For a taste of the Mediterranean why not grow your own figs? They will need to be grown against a hot, sunny south/west facing wall, and crop best when their roots are restricted - so they are perfect if you want to try growing fruit in containers. You will need a little patience though as figs begin to form in the autumn and won't be ready to harvest until the following summer! But the taste of freshly picked, sun-warmed figs is well worth the wait.


Drawing of gooseberries next to written growing tips

Perfect for any kitchen garden, gooseberries are versatile enough to be harvested early for savoury sauces, or left on the bush to ripen and sweeten for cakes, crumbles and cordials - or eat them straight from the bush, fresh and delicious. Try 'Xenia' for red-skinned juicy sweetness, or 'Invicta' for heavy cropping bushes producing fruit ideal for cooking.


Drawing of apples next to written growing tips

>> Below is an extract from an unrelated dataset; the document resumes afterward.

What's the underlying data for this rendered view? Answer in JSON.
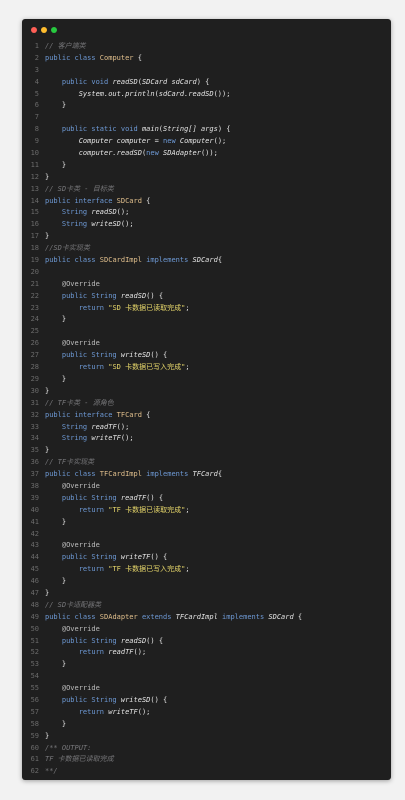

A well established apple tree is a real asset, and there is an apple to suit every size of garden. Choose your apple carefully to suit your tastes and the size of your garden. If space allows then choose two varieties that will pollinate one another. In smaller gardens try growing fruit trees in tubs. A dwarf Family Apple has 3 different varieties on the same tree - just perfect for a container on the patio. Or if you fancy something really different then a step-over apple tree will create a real talking point!


Drawing of blackberries next to written growing tips

Forage for hedgerow fruits in your own garden! Grow blackberries in that rough corner behind the shed, or let them scramble over an old unsightly fence - growing your own fruit couldn't be simpler. These delicious fruits will grow almost anywhere and don't need much attention. Train the stems onto wires to make them easier to harvest - if you are not keen on being prickled, try a thornless variety like Apache.


Drawing of honeyberries next to written growing tips

This unusual fruit is packed full of antioxidants and the blueberry-like berries make a delicious treat picked straight from the bush. Honeyberries are tough plants and incredibly hardy so you won't need to pamper them. For the best yields on tasty honeyberries grow them in pairs to increase pollination.

Goji berries

Drawing of gojiberries next to written growing tips

Often described as a 'superfood', goji berries are rich in nutrients, with a sweet liquorice flavour. Despite their exotic name, these hardy shrubs are surprisingly tough and grow in almost any sunny position - even windy, coastal areas. Add goji berries to cereals and juices for a delicious start to the day.


Drawing of currants next to written growing tips

Redcurrants, blackcurrants and whitecurrants are perfect soft fruits for decorating desserts, makings jams and jellies, or adding to sauces. They freeze well too so you can savour the taste of summer during the winter months. If you are tight for space try our Redcurrant 'Rovada' which is trained as a cordon, so it's a perfect soft fruit for growing in containers.

This article was first published on the Thompson & Morgan website.

The opinions expressed are those of the author and are not held by Saga unless specifically stated. The material is for general information only and does not constitute investment, tax, legal, medical or other form of advice. You should not rely on this information to make (or refrain from making) any decisions. Always obtain independent, professional advice for your own particular situation.